Citation: Yang M, Zhu L, Li L, Li J, Xu L, Feng J and Liu Y (2017) Digital Gene Expression Analysis Provides Insight into the Transcript Profile of the Genes Involved in Aporphine Alkaloid Biosynthesis in Lotus (Nelumbo nucifera). Front. Plant Sci. 8:80. doi: 10.3389/fpls.2017.00080
Received: 23 September 2016; Accepted: 13 January 2017;
Published: 31 January 2017.
Edited by:Michael Deyholos, University of British Columbia, Canada
Reviewed by:Jianfei Zhao, University of Pennsylvania, USA
Shengchao Yang, Yunnan Agricultural University, China
Copyright © 2017 Yang, Zhu, Li, Li, Xu, Feng and Liu. This is an open-access article distributed under the terms of the Creative Commons Attribution License (CC BY). The use, distribution or reproduction in other forums is permitted, provided the original author(s) or licensor are credited and that the original publication in this journal is cited, in accordance with accepted academic practice. No use, distribution or reproduction is permitted which does not comply with these terms.
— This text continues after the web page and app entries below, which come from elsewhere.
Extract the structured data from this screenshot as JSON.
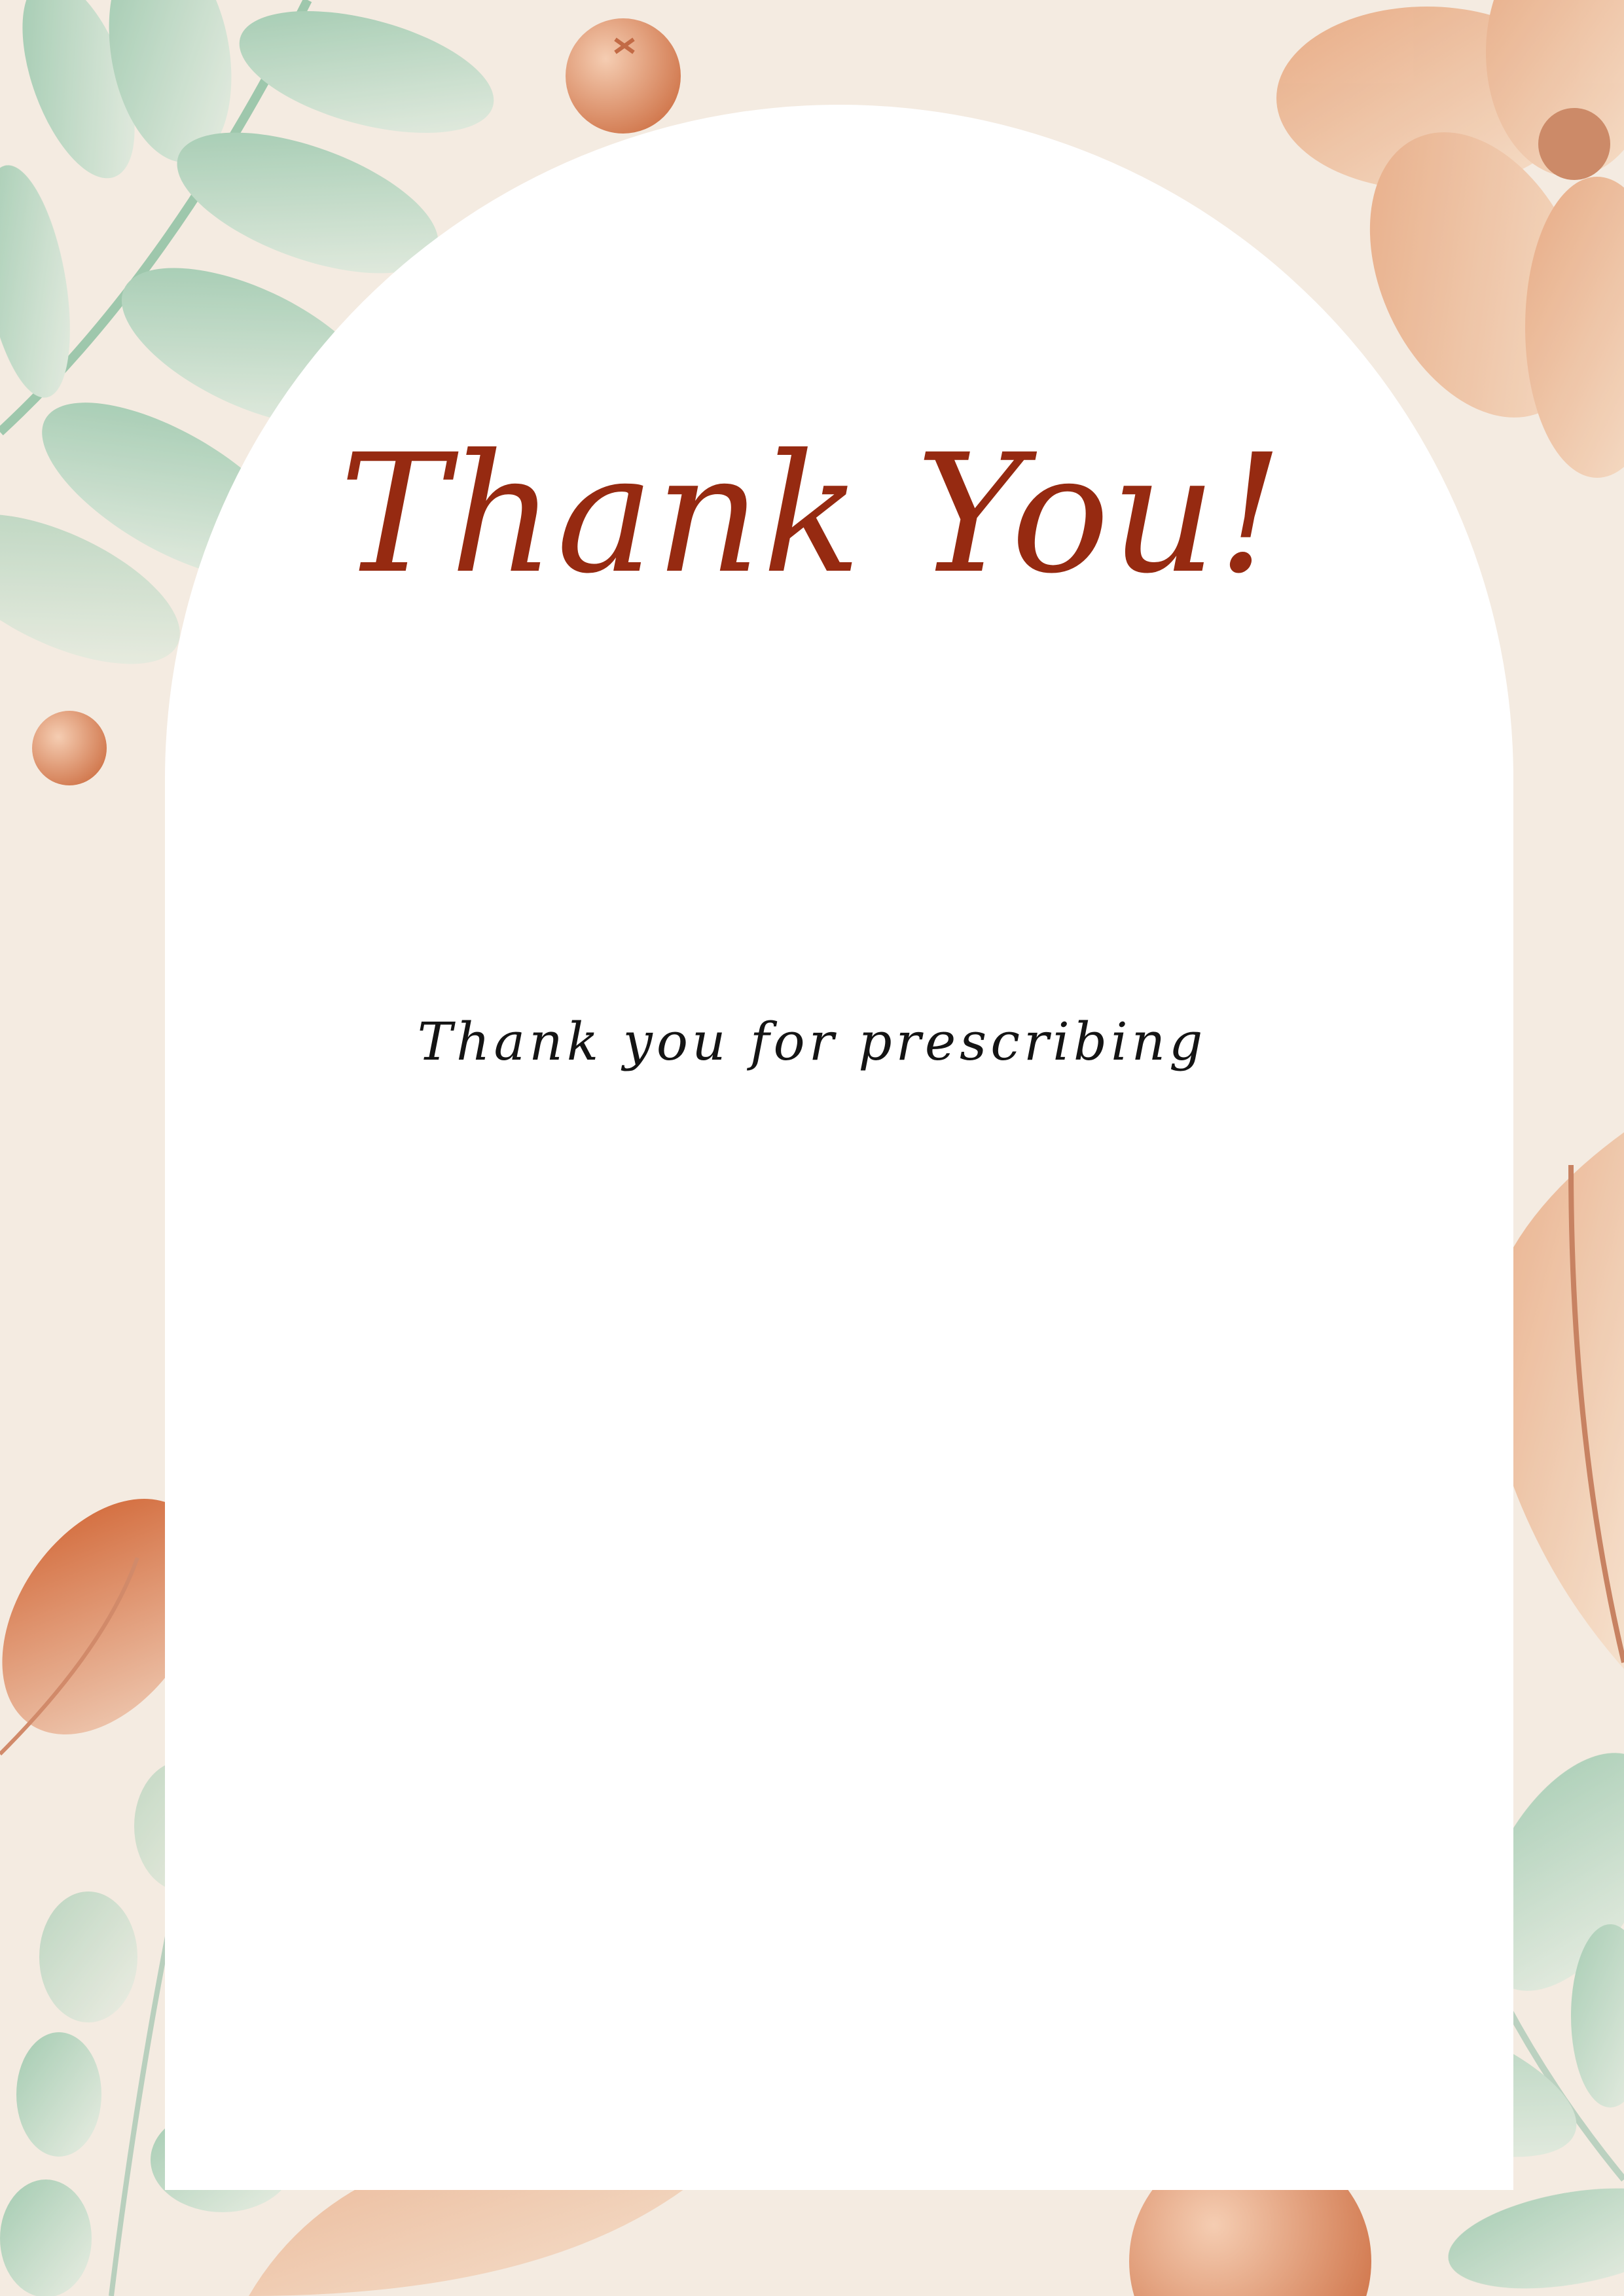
{
  "card": {
    "title": "Thank You!",
    "message": "Thank you for prescribing"
  },
  "colors": {
    "background": "#f4ebe1",
    "panel": "#ffffff",
    "title": "#962a11",
    "message": "#141414",
    "leaf_green": "#9fc9b0",
    "leaf_peach": "#e9b48f",
    "berry": "#d98a62"
  },
  "decorations": [
    "green-leaf-branch-icon",
    "peach-flower-icon",
    "orange-berry-icon",
    "autumn-leaf-icon",
    "eucalyptus-sprig-icon"
  ]
}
*Correspondence: Yanling Liu, firstname.lastname@example.org
†These authors have contributed equally to this work.